October 17th, 2022 – Saint Ignatius of Antioch (Monday of the Twenty-ninth Week in Ordinary Time)
In today’s Gospel, Jesus not only warns us about the dangers of greed, but also explains to us the need to trust in God. The Gospel narrative begins with a request that Jesus intervene in a family dispute; historically, rabbis were supposed to help resolve legal disputes, so the request isn’t out of place. Nevertheless, Jesus doesn’t answer the man directly, instead replying: “Friend, who appointed me as your judge and arbitrator?” A more literal translation would be, “Man, who appointed me judge or arbitrator over you two?” The question is a pointed one, and gets to the root of the problem: Jesus, of course, has “all authority in heaven and on earth,” yet, if these men are fighting over the goods of this world, they show that that’s what they think is most important. They really haven’t accepted Jesus’ authority because they’ve set material goods in the center of their hearts and on Christ’s throne. Jesus has authority over them, but they refuse to accept it.
Jesus follows this up with a parable, and we need to understand a little bit of the historical context. In Biblical times and literature, barns “symbolize an accumulation of wealth; they are the best attempt humans make to survive, control, and master their world. . . . When Jesus uses these examples, it is primarily to contrast human security with divine provision,” that is, with trust that God will provide.

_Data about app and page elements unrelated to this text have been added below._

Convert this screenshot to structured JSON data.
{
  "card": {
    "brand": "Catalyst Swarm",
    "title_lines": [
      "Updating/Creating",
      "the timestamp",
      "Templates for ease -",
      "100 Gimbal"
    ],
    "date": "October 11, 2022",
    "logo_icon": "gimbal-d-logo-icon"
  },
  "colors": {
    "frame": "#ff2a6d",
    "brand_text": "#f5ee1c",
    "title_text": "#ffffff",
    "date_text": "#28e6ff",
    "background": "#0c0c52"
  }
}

Only the rich and the well-to-done can have barns; those who are struggling to make a living can’t store up anything. The rich man in the parable already had barns: in other words, he was already doing just fine financially. Rather than use that extra wealth to help the poor or to provide for the needy, he decided just to hold on to it and keep them for himself. Perhaps no other parable is as filled with greed as this one: the rich man uses eleven personal pronouns in three verses. Those goods could have helped him get to heaven; instead, he decides to hoard even more. He stored up treasure for himself, says Jesus, but wasn’t rich in what mattered to God. The word used to describe him, “You fool,” literally means “one without perspective,” one who can’t act well because he doesn’t see things rightly.
What does matter to God? On one hand, it’s to use the things that we’ve been given, whether that’s money, talents, a good reputation, anything, to help bring others to God. On the other hand, instead of trusting in ourselves and what we can store up, it means trusting that God will look after us; we don’t need to trust in things for security.
Notice that in the Bible, we never call God the “Divine Mathematician,” and aside from the specific measurements for things like the Ark and the temple (which, it should be noted, were not standard measurements, since they were things like the length of an arm, or the span of a palm), God doesn’t do much insisting on numbers. David was punished for taking a census, because he was trying to place his trust in numbers and statistics. On the other hand, in the book of Judges [7:1-25] Gideon started out with 32,000 soldiers, and yet God kept sending them home until with 300 Gideon defeated the enemies of Israel. The divine economy is far different from the human one, and it means that even if we think that we don’t have the capacity to become great saints, if we trust in God, rather than in ourselves and in things, we really can become great saints, if only we put our trust in Him. We can ask ourselves: do I put my trust in things rather than in God? How much do I really trust in Him?
Today, let us ask for the grace, through the intercession of Mary, Queen of Heaven and Earth, and Saint Ignatius of Antioch, to free ourselves from the chains that keep us bound to things, so that we can become rich in the things that matter to God.